Mistake number seven involves neglecting the nutritional needs of your lavender plants. Lavender doesn’t require excessive fertilization, but it does benefit from occasional feeding to support healthy growth and blooming.

Use a balanced, slow-release fertilizer in the spring, and avoid high-nitrogen fertilizers that can encourage excessive foliage growth at the expense of flowers. Remember, too much fertilizer can harm your lavender, so moderation is key.

8. Allowing Weeds to Take Over

Don’t let mistake number eight overrun your lavender garden—allowing weeds to take over. Weeds compete with your lavender for water, nutrients, and sunlight, making it essential to keep them in check.

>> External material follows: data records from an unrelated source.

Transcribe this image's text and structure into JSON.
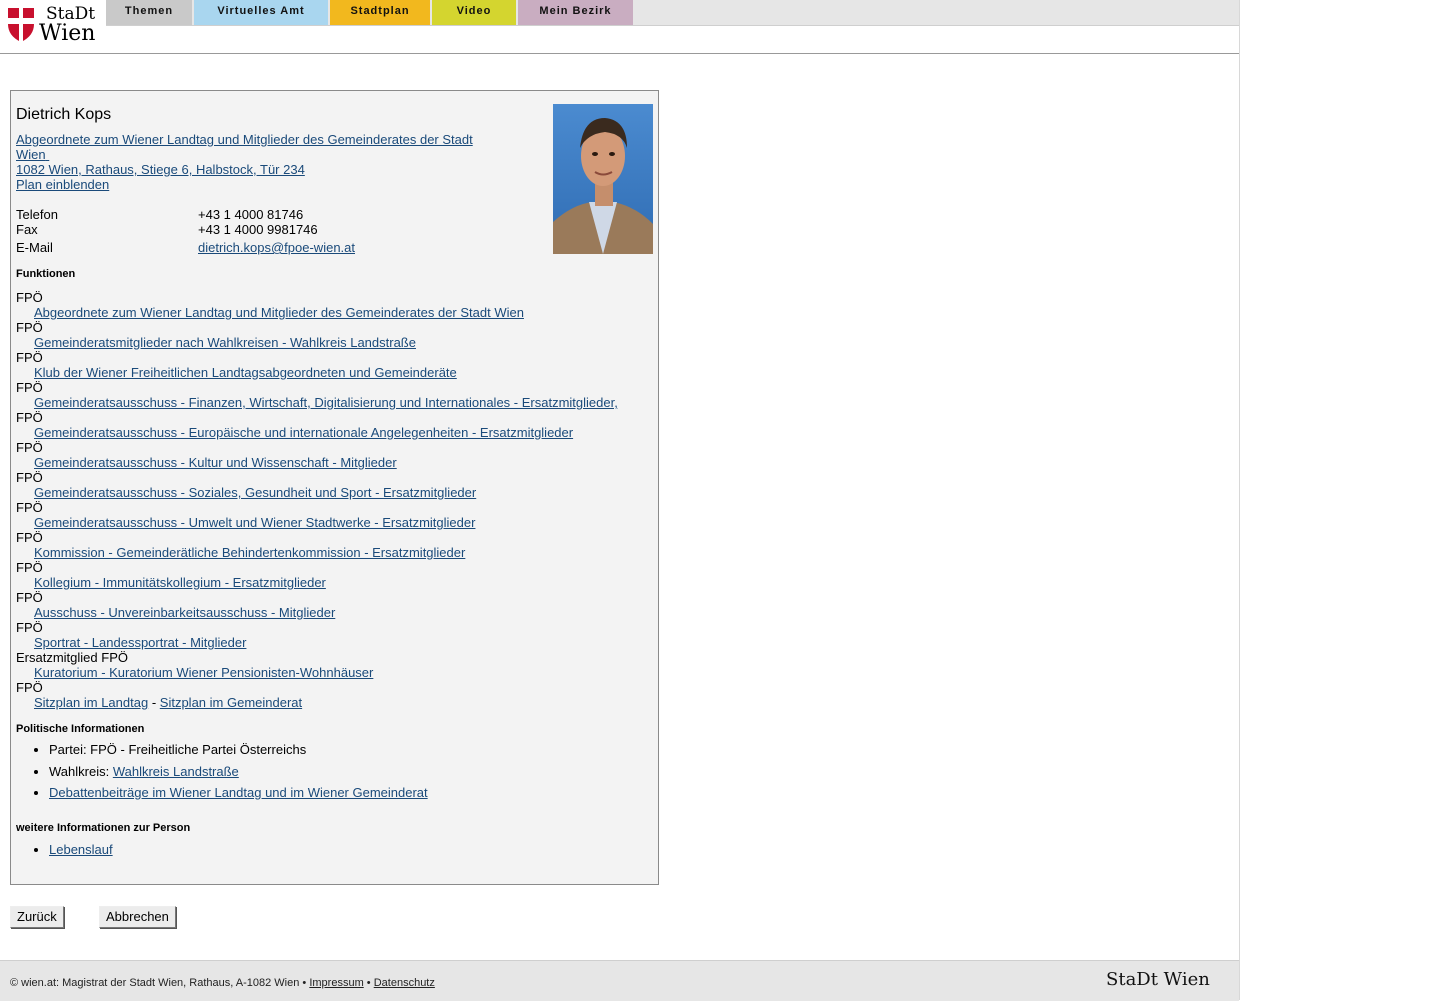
{
  "header": {
    "logo_text_top": "StaDt",
    "logo_text_bottom": "Wien",
    "nav": [
      {
        "label": "Themen",
        "color": "#c9c9c9"
      },
      {
        "label": "Virtuelles Amt",
        "color": "#a9d6ef"
      },
      {
        "label": "Stadtplan",
        "color": "#f2b81e"
      },
      {
        "label": "Video",
        "color": "#d4d52f"
      },
      {
        "label": "Mein Bezirk",
        "color": "#c9adc1"
      }
    ]
  },
  "person": {
    "name": "Dietrich Kops",
    "role_link_line1": "Abgeordnete zum Wiener Landtag und Mitglieder des Gemeinderates der Stadt",
    "role_link_line2": "Wien",
    "address_link": "1082 Wien, Rathaus, Stiege 6, Halbstock, Tür 234",
    "plan_link": "Plan einblenden",
    "phone_label": "Telefon",
    "phone": "+43 1 4000 81746",
    "fax_label": "Fax",
    "fax": "+43 1 4000 9981746",
    "email_label": "E-Mail",
    "email": "dietrich.kops@fpoe-wien.at"
  },
  "functions": {
    "title": "Funktionen",
    "items": [
      {
        "party": "FPÖ",
        "link": "Abgeordnete zum Wiener Landtag und Mitglieder des Gemeinderates der Stadt Wien"
      },
      {
        "party": "FPÖ",
        "link": "Gemeinderatsmitglieder nach Wahlkreisen - Wahlkreis Landstraße"
      },
      {
        "party": "FPÖ",
        "link": "Klub der Wiener Freiheitlichen Landtagsabgeordneten und Gemeinderäte"
      },
      {
        "party": "FPÖ",
        "link": "Gemeinderatsausschuss - Finanzen, Wirtschaft, Digitalisierung und Internationales - Ersatzmitglieder,"
      },
      {
        "party": "FPÖ",
        "link": "Gemeinderatsausschuss - Europäische und internationale Angelegenheiten - Ersatzmitglieder"
      },
      {
        "party": "FPÖ",
        "link": "Gemeinderatsausschuss - Kultur und Wissenschaft - Mitglieder"
      },
      {
        "party": "FPÖ",
        "link": "Gemeinderatsausschuss - Soziales, Gesundheit und Sport - Ersatzmitglieder"
      },
      {
        "party": "FPÖ",
        "link": "Gemeinderatsausschuss - Umwelt und Wiener Stadtwerke - Ersatzmitglieder"
      },
      {
        "party": "FPÖ",
        "link": "Kommission - Gemeinderätliche Behindertenkommission - Ersatzmitglieder"
      },
      {
        "party": "FPÖ",
        "link": "Kollegium - Immunitätskollegium - Ersatzmitglieder"
      },
      {
        "party": "FPÖ",
        "link": "Ausschuss - Unvereinbarkeitsausschuss - Mitglieder"
      },
      {
        "party": "FPÖ",
        "link": "Sportrat - Landessportrat - Mitglieder"
      },
      {
        "party": "Ersatzmitglied FPÖ",
        "link": "Kuratorium - Kuratorium Wiener Pensionisten-Wohnhäuser"
      }
    ],
    "last_party": "FPÖ",
    "sitzplan_landtag": "Sitzplan im Landtag",
    "sitzplan_separator": "-",
    "sitzplan_gemeinderat": "Sitzplan im Gemeinderat"
  },
  "political": {
    "title": "Politische Informationen",
    "partei_label": "Partei: FPÖ - Freiheitliche Partei Österreichs",
    "wahlkreis_label": "Wahlkreis:",
    "wahlkreis_link": "Wahlkreis Landstraße",
    "debatten_link": "Debattenbeiträge im Wiener Landtag und im Wiener Gemeinderat"
  },
  "more_info": {
    "title": "weitere Informationen zur Person",
    "lebenslauf": "Lebenslauf"
  },
  "buttons": {
    "back": "Zurück",
    "cancel": "Abbrechen"
  },
  "footer": {
    "copyright": "© wien.at: Magistrat der Stadt Wien, Rathaus, A-1082 Wien •",
    "impressum": "Impressum",
    "bullet": "•",
    "datenschutz": "Datenschutz",
    "logo_text": "StaDt Wien"
  }
}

Regularly inspect your garden for weeds and remove them promptly. Mulching, as mentioned earlier, can also help suppress weed growth, reducing the amount of time you spend weeding.

9. Neglecting Pruning After Blooming

Our final mistake to avoid is neglecting to prune after your lavender has finished blooming. To maintain a tidy appearance and encourage a second flush of blooms, prune your lavender plants lightly after the first flowering cycle in early summer.

This will help prevent them from becoming overly woody and will promote continuous growth and blooming throughout the season. By avoiding these nine common lavender growing mistakes, you’re well on your way to cultivating a flourishing lavender garden that will fill your outdoor space with its soothing fragrance and enchanting beauty.

Remember, lavender may require some attention, but the rewards of a vibrant, aromatic garden are well worth the effort. Happy gardening!